15. Spiegel B. 2015 American Journal of Gastroenterology lecture: how digital health will transform gastroenterology. Am J Gastroenterol 2016; 111: 624–630.
16. Rose S. Teaching old dogma with new tricks and technology: educational paradigm shifts in graduate medical education. Clin Transl Gastroenterol 2015; 6: e78.
17. Bajaj JS, Hafeezullah M, Franco J et al. Inhibitory control test for the diagnosis of minimal hepatic encephalopathy. Gastroenterology 2008; 135: 1591–1600 e1.
18. Bajaj JS, Thacker LR, Heuman DM et al. The Stroop smartphone application is a short and valid method to screen for minimal hepatic encephalopathy. Hepatology 2013; 58: 1122–1132.
19. Bajaj JS, Heuman DM, Sterling RK et al. Validation of EncephalApp, smartphone-based stroop test, for the diagnosis of covert hepatic encephalopathy.
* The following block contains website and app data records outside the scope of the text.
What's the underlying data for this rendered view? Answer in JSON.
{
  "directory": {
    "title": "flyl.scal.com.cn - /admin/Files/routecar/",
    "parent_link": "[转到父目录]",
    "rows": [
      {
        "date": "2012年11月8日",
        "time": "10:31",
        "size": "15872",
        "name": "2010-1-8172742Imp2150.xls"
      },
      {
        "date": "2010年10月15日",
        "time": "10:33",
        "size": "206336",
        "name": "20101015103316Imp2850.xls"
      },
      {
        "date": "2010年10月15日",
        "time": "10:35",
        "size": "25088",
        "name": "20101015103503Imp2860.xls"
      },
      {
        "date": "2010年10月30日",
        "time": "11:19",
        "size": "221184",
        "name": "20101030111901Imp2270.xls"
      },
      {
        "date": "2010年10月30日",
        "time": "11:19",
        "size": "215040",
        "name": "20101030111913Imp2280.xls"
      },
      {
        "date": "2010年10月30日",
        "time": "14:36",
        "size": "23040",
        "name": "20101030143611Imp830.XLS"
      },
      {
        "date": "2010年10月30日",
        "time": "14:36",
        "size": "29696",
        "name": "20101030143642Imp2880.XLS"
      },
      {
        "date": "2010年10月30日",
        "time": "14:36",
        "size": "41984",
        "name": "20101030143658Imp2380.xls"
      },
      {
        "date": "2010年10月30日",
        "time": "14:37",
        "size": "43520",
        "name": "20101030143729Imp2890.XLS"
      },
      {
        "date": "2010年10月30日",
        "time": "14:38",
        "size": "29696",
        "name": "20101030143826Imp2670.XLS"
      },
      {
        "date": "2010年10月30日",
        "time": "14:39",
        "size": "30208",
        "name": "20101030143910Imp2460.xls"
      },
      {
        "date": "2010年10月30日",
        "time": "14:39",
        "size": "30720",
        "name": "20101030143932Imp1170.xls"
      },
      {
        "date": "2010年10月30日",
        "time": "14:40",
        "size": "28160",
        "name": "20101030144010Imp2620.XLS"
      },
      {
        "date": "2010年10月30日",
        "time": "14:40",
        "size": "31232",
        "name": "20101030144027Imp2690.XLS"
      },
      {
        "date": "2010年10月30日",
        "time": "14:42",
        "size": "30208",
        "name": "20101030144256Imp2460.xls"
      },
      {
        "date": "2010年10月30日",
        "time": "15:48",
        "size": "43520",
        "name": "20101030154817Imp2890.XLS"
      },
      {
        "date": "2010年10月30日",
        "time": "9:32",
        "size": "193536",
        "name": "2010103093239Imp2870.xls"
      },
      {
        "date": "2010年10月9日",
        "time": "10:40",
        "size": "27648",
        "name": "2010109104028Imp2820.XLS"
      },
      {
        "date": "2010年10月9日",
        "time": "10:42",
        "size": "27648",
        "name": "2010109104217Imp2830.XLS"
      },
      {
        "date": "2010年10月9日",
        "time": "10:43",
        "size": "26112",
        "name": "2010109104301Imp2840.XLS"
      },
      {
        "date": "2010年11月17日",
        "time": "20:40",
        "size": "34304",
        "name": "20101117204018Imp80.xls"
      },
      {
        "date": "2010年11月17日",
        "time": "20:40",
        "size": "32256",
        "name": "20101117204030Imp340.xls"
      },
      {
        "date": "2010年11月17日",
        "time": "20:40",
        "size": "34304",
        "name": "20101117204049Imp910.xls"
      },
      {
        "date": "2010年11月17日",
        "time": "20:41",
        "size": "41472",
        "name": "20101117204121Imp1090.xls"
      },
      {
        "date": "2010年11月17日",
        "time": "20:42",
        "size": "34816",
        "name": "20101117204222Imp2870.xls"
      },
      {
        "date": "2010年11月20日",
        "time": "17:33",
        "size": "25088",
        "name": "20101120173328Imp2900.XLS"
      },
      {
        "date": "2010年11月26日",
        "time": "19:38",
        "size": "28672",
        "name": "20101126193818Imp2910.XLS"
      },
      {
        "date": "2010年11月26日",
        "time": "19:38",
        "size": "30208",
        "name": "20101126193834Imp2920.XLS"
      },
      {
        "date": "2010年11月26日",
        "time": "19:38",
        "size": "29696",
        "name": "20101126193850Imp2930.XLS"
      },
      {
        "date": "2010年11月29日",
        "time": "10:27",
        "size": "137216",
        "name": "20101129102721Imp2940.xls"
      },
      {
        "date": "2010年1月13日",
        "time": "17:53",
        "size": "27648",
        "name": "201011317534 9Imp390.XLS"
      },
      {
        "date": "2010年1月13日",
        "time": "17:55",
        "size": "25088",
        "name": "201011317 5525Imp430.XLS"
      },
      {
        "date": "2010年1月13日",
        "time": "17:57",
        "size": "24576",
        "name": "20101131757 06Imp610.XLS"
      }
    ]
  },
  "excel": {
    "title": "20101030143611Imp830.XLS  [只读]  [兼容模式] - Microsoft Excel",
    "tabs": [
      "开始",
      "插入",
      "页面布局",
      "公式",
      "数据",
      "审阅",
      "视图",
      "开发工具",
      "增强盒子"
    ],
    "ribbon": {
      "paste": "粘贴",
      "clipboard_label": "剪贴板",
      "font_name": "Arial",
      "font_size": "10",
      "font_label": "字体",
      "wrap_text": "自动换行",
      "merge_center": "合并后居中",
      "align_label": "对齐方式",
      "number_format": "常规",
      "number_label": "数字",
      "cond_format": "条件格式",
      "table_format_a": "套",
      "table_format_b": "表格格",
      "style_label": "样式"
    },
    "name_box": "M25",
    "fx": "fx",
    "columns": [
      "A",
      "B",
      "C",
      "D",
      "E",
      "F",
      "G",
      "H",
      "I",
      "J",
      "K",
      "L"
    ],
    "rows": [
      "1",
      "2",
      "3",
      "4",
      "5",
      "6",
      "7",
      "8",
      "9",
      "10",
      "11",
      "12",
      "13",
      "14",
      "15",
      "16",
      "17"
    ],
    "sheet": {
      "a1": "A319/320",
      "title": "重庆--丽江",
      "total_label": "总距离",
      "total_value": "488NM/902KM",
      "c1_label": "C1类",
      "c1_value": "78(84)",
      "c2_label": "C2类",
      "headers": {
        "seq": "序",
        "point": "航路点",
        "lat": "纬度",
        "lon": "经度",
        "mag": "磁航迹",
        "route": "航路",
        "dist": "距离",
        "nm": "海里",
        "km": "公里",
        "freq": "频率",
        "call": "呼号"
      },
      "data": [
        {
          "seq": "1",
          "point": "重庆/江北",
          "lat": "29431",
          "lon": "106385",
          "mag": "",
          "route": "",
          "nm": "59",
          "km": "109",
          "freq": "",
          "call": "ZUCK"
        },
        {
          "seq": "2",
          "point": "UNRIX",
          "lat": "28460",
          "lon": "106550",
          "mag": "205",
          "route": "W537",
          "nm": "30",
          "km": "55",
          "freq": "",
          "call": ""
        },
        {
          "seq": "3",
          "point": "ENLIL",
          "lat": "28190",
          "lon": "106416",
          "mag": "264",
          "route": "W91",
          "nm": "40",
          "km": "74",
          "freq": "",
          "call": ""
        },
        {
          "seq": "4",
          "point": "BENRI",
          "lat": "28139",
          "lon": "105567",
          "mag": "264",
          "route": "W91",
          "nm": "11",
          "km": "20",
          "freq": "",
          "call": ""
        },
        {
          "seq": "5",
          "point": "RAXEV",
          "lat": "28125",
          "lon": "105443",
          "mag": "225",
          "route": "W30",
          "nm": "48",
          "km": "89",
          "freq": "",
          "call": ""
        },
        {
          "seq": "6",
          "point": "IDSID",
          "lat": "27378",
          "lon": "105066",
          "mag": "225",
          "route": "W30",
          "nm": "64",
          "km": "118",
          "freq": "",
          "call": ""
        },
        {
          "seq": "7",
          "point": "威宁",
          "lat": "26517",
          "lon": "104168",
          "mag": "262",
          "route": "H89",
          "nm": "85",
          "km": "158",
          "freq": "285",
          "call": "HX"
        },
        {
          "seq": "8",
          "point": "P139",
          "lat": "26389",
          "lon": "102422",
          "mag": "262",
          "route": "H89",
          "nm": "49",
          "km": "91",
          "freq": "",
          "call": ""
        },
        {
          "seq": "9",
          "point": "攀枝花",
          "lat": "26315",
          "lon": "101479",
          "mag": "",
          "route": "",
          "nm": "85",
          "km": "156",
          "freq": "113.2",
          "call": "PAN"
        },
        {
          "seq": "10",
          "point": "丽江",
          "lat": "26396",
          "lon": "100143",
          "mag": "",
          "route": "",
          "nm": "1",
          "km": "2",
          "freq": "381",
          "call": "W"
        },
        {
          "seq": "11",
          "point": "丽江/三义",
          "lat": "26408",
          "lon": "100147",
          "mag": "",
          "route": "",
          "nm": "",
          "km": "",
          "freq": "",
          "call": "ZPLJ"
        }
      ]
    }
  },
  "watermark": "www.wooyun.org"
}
Clin Gastroenterol Hepatol 2015; 13: 1828–1835 e1.
20. Allampati S, Duarte-Rojo A, Thacker LR et al. Diagnosis of minimal hepatic encephalopathy using stroop EncephalApp: a multicenter US-based, norm-based study. Am J Gastroenterol 2016; 111: 78–86.
21. Montagnese S, De Rui M, Angeli P et al. Neuropsychiatric performance in patients with cirrhosis: who is "normal"? J Hepatol 2017; 66: 825–835.
22. Bajaj JS, Ahluwalia V, Steinberg JL et al. Elderly patients have an altered gut-brain axis regardless of the presence of cirrhosis. Sci Rep 2016; 6: 38481.
23. Nabi E, Thacker LR, Wade JB et al. Diagnosis of covert hepatic encephalopathy without specialized tests. Clin Gastroenterol Hepatol 2014; 12: 1384–1389 e2.
24. Schiff S, Casa M, Di Caro V et al. A low-cost, user-friendly electroencephalographic recording system for the assessment of hepatic encephalopathy. Hepatology 2016; 63: 1651–1659.
© 2017 The Author(s). Published by Wolters Kluwer Health, Inc. on behalf of The American College of Gastroenterology